The scientific evidence belies the charge that the mainstream media is infused with a partisan bias. Unfortunately, when we’re repeatedly told otherwise, we expect the media to be slanted and will discern it as such. Thus, if we want to perceive the news media more clearly, we must first relieve ourselves of the expectation bias. For if we heed the scientific evidence — as opposed to the screeds of politicians or pundits — we might just start to see things a little differently.
I look forward to reading the rest of it.
I hurt my back when I crashed my bike the first week in October. It’s still bugging me.
My friend Duane and I used to go quite a bit, but this year we’ve only been out a few times. As such, it turns out my desire to race fast was more than I was ready for this season. I was headed down a steep hill near the beginning of our run in the coulees. I underestimated the friction needed to make a turn, and though I shouldn’t have, I felt a slight surprise as the wheels slipped out from under me. The next thing I knew, my face planted itself into the dirt and I came to an abrupt stop.
I dusted myself off as a woman and her dog came wandering around the corner1. Duane arrived momentarily asking if I was ok. I insisted that I was fine, nevertheless I had hit the ground pretty hard and my back has been bothering me ever since — not to mention I had some minor scrapes across my face, shoulder, forearm, hip, and shin.
I guess the lesson is simple: don’t let your enthusiasm rise above the limits of the course or the bike. Especially a bike with tread worn tires.
- In retrospect it could have been a bad collision with her and/or her dog if I made the turn so (maybe?) it was for the best
Today marks 20 years since writing my first blog post. That first post wasn’t much — my brother and I shared a blogger blog and I think we were basically our own audience at that time. I’ve since changed over to this solo WordPress blog and I’ve even added some pre-dated posts with content from before this blog existed but either way today marks 20 years since this whole endeavour started.
And on this 20th anniversary of blog posts, as many other blogs came and went, I can look back and say I’m glad I kept at it.

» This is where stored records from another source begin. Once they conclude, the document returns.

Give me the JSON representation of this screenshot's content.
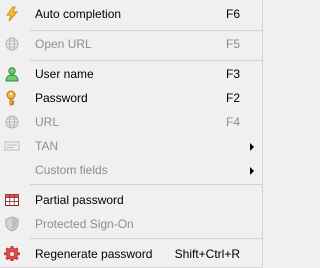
{
  "menu": {
    "items": [
      {
        "label": "Auto completion",
        "shortcut": "F6",
        "icon": "lightning-icon",
        "enabled": true
      },
      {
        "label": "Open URL",
        "shortcut": "F5",
        "icon": "globe-icon",
        "enabled": false
      },
      {
        "label": "User name",
        "shortcut": "F3",
        "icon": "user-icon",
        "enabled": true
      },
      {
        "label": "Password",
        "shortcut": "F2",
        "icon": "key-icon",
        "enabled": true
      },
      {
        "label": "URL",
        "shortcut": "F4",
        "icon": "globe-icon",
        "enabled": false
      },
      {
        "label": "TAN",
        "shortcut": "",
        "icon": "tan-icon",
        "enabled": false,
        "submenu": true
      },
      {
        "label": "Custom fields",
        "shortcut": "",
        "icon": "",
        "enabled": false,
        "submenu": true
      },
      {
        "label": "Partial password",
        "shortcut": "",
        "icon": "grid-icon",
        "enabled": true
      },
      {
        "label": "Protected Sign-On",
        "shortcut": "",
        "icon": "shield-icon",
        "enabled": false
      },
      {
        "label": "Regenerate password",
        "shortcut": "Shift+Ctrl+R",
        "icon": "gear-icon",
        "enabled": true
      }
    ]
  },
  "colors": {
    "lightning": "#e6a117",
    "user": "#2f9a3a",
    "key": "#c98a1e",
    "grid": "#c0392b",
    "gear": "#d23b3b",
    "disabled": "#8d8d8d"
  }
}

The Greatest Beer Run Ever: “One thing is abundantly clear: Smokey and the Bandit is still, and without much competition, cinema’s greatest beer run. And that movie managed to deliver a whole truckload of beer without doing any disservice to the Vietnam War.” — William Bibbiani, Consequence
Amsterdam: “To describe Amsterdam as an unfunny comedy would be unfair, because it’s so much more than that. It’s also a non-thrilling thriller and a not particularly mysterious mystery.” — Kyle Smith, WSJ
Blonde: “If you are hankering for a film where you are a toilet bowl and Marilyn Monroe pukes in your face, this film will not let you down.” — Bob Grimm, Reno News and Review
Luckiest Girl Alive: “[…] no one, especially not the viewer, is lucky.” — Amy Amatangelo, Paste Magazine
The Munsters: “There’s a hint of a decent origin story here but it all crumbles like a vampire at daybreak.” — Randy Myers, San Jose Mercury News